Of course taking apart the Catalyst drivers is just the beginning. NVIDIA, with their even more infamous reputation for driver-based performance increases, can't be ignored, so as promised we are back to take a look at just what NVIDIA managed to do with their ForceWare drivers and their NV40-based 6800 Ultra. With a new architecture behind their products as opposed to ATI's more time-tested R300/R420 architecture, we've certainly had high hopes for what NVIDIA could do with the NV40. As we mentioned previously, ATI managed to set a very high bar with the X800 Pro, so now with the 6800 Ultra taking its turn under the knife, we finally get a chance to answer the burning question: who really got more performance out of their drivers in the last generation, and does it really make a difference?
With that in mind, our overall objective in doing this still has not changed. As a recap from our first article:

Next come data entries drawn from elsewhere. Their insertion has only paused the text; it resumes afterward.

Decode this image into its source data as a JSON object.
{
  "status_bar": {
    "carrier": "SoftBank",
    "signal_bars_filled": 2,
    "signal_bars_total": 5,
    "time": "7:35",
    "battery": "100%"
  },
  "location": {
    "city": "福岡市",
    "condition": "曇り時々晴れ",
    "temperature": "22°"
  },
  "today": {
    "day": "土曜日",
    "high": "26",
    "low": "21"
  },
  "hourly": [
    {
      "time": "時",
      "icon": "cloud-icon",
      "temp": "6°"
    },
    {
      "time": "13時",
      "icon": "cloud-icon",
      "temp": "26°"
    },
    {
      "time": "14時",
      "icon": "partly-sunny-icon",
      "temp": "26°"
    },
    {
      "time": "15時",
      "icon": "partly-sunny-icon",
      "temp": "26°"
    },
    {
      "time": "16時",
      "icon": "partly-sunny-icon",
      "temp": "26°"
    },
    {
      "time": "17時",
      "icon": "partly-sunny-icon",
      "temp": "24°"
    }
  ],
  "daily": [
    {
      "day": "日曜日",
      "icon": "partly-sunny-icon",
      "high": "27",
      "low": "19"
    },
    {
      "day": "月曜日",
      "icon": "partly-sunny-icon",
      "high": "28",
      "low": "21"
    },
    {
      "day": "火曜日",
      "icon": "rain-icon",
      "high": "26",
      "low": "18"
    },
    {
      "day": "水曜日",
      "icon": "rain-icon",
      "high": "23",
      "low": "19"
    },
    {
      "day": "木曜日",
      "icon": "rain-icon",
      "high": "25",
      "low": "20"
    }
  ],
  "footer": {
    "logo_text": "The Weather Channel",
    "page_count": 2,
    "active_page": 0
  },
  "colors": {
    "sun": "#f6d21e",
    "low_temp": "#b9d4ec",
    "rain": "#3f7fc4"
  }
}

When the optimizations, the tweaks, the bug fixes, and the cheats are all said and done, just how much faster has all of this work made a product? Are these driver improvements really all that substantial, or is much of this over-exuberance and distraction over only minor issues? Do we have any way of predicting what future drivers for new products will do?